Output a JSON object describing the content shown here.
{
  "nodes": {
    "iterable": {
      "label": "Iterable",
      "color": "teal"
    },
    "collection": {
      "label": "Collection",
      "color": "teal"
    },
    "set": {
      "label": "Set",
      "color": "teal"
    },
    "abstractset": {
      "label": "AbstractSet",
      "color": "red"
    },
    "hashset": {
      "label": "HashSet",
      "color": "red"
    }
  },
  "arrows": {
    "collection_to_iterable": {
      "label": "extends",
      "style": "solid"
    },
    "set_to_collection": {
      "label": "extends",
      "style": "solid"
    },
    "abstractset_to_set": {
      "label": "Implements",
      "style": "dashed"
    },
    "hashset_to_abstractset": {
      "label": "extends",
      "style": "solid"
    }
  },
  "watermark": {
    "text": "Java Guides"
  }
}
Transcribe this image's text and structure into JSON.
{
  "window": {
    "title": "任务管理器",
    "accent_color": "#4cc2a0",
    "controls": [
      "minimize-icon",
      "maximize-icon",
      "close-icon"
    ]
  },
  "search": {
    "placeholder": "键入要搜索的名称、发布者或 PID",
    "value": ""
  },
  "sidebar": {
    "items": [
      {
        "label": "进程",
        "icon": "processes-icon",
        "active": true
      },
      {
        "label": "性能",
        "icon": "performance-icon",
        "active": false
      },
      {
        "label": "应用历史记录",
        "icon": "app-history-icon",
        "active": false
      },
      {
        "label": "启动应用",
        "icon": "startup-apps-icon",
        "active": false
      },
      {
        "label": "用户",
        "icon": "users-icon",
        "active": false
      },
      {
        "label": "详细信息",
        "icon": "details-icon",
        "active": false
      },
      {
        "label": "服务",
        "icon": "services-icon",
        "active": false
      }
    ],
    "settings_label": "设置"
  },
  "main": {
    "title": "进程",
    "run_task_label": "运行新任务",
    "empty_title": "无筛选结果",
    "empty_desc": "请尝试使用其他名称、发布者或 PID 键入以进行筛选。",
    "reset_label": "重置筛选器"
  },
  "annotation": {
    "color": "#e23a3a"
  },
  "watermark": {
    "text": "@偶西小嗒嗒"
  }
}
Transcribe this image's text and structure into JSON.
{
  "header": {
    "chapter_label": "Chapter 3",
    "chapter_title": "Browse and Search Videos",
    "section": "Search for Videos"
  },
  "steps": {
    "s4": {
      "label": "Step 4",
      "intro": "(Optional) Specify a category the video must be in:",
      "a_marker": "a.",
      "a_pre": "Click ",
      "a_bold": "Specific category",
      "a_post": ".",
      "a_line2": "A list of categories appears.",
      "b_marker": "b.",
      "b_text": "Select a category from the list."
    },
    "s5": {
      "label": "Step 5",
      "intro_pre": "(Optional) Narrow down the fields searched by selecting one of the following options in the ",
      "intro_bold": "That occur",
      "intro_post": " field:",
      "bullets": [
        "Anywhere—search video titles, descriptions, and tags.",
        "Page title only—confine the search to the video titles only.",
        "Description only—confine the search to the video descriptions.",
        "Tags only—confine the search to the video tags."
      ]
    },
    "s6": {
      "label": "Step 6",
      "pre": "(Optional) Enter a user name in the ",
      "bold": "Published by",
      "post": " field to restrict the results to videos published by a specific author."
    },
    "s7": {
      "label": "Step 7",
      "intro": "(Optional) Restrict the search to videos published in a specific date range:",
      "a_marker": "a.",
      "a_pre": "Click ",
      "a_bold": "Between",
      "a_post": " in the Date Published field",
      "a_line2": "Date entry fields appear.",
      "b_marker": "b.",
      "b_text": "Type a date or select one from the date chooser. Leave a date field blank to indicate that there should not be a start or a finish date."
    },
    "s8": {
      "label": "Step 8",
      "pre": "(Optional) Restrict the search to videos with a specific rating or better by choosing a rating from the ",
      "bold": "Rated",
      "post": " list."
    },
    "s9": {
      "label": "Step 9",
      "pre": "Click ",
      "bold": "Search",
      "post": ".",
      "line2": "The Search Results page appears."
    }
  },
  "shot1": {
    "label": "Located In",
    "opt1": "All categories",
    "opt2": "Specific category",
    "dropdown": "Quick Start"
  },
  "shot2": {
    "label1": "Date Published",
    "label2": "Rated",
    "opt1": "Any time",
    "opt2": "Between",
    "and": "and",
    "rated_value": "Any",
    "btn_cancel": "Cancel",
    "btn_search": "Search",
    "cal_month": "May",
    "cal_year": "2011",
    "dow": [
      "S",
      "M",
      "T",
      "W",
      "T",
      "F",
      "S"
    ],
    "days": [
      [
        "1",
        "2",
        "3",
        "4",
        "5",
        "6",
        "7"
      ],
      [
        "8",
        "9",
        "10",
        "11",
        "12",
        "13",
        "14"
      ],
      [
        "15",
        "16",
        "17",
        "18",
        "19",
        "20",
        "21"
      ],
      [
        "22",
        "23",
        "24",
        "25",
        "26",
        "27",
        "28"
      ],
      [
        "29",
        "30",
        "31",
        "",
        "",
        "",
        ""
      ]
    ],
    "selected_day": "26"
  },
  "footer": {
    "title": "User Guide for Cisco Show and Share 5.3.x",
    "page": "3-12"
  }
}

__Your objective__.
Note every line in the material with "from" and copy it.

__Your response__.
      "b_text": "Select a category from the list."
      "b_text": "Type a date or select one from the date chooser. Leave a date field blank to indicate that there should not be a start or a finish date."
      "pre": "(Optional) Restrict the search to videos with a specific rating or better by choosing a rating from the ",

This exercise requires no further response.